By the 19th century, the Victorian preoccupation for domestic respectability brought about the emergence of cookery writing in their contemporary form. Although eclipsed in fame and respect by Isabella Beeton, the initial modern cookery writer and compiler of recipes for the home was Eliza Acton. Her groundbreaking cookbook, Contemporary Cookery for Personal Individuals published in 1845, was directed at the domestic reader rather than the qualified cook or chef. This was immensely significant, establishing the structure for modern currently talking about cookery. It introduced the now-universal exercise of list the substances and recommended preparing instances with each recipe. It involved the initial formula for Brussels sprouts. Modern chef Delia Smith named Acton “the very best writer of recipes in the English language.” Contemporary Cookery long survived Acton, remaining on the net until 1914 and accessible recently in facsimile.
Acton’s function was an essential influence on Isabella Beeton, who published Mrs Beeton’s Book of House Management in 24 monthly components between 1857 and 1861. This was helpful tips to managing a Victorian family, with suggestions about fashion, kid care, dog husbandry, poisons, the management of servants, technology, religion, and industrialism. Of the 1,112 pages, around 900 contained recipes. Most were shown with coloured engravings. It is said that many of the recipes were plagiarised from earlier in the day authors such as for example Acton, but the Beetons never stated that the book’s articles were original. It was intended as a trusted information for the aspirant heart classes.

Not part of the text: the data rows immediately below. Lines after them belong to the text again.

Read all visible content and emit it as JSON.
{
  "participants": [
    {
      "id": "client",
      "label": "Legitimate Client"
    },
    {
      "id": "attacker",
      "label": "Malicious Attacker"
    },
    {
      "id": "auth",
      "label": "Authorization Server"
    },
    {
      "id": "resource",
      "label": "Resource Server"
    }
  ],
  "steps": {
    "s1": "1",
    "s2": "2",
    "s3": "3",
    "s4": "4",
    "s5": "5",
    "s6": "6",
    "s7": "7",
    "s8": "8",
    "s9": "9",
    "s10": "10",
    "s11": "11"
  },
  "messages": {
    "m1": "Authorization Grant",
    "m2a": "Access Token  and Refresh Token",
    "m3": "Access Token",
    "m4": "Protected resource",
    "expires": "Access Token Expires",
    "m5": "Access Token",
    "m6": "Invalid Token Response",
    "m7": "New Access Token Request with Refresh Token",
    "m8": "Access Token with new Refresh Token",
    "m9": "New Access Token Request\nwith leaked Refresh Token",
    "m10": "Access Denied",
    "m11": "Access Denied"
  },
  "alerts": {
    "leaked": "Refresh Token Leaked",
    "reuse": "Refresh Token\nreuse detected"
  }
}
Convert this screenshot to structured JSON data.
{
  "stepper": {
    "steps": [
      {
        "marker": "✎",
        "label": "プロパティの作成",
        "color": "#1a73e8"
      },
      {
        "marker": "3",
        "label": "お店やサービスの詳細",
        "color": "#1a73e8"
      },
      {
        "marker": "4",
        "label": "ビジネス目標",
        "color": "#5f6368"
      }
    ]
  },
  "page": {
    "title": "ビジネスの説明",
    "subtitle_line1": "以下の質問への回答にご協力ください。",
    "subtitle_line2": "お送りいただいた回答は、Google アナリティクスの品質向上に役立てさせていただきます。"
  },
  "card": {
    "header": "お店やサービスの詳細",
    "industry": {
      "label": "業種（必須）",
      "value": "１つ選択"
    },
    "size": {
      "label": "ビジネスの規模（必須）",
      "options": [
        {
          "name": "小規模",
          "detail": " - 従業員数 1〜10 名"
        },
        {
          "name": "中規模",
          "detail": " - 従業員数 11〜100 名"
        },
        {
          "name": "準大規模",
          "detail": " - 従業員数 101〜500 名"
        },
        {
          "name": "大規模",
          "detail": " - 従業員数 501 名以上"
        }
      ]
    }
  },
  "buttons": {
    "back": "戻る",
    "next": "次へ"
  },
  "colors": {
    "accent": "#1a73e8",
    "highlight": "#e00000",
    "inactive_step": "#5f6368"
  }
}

The National cook Fannie Farmer (1857–1915) printed in 1896 her popular work The Boston Cooking School Cook book which contained some 1,849 recipes.